    I would like to suggest perhaps a future topic that you could write about, that is related to this.

    There are some cases where use an RSP loan in Feb. can help you "double" your contributon for the year. The typicall scenario is you do your monthly contributions, and you also take out a loan at the end of year, then using your tax refund to pay off the loan. This technic really grows your RSPs faster, while the interest charges are small, since you pay off the loan very quickly.

  • Preet

    Hi Stefan, thanks for the comment – you are quite right this is another RRSP Loan strategy that many people employ and I will definitely do a write up on it – it is on my list of to-do’s for RRSP topics.

    Also, I will talk about just filling out the form that reduces your taxes withheld at source, so that you don’t have to wait until tax time to get your refund – you’ll get it all along, therefore you can increase your monthly contributions and get the same effect.

    Thanks Stefan!

  • Adeem Zafar

    Nice posting. Do you think it is advisable to use dollar-cost averaging for US dividend stocks or just on mutual funds?

  • Preet

    Hi Adeem – the only way to buy stocks (that I know of) without killing yourself with commissions is to set up a Share Purchase Plan with the company directly to avoid the brokerage commissions.

    Some have the ability to allow purchases for as little as $50/month at a time, etc.

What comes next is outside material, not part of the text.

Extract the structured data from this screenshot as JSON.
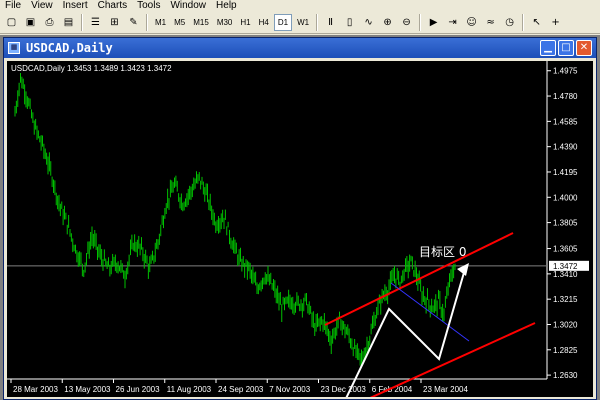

    So you could use dollar cost averaging with stocks, and yes, I think it is generally a good idea to do so – especially if you are just starting out.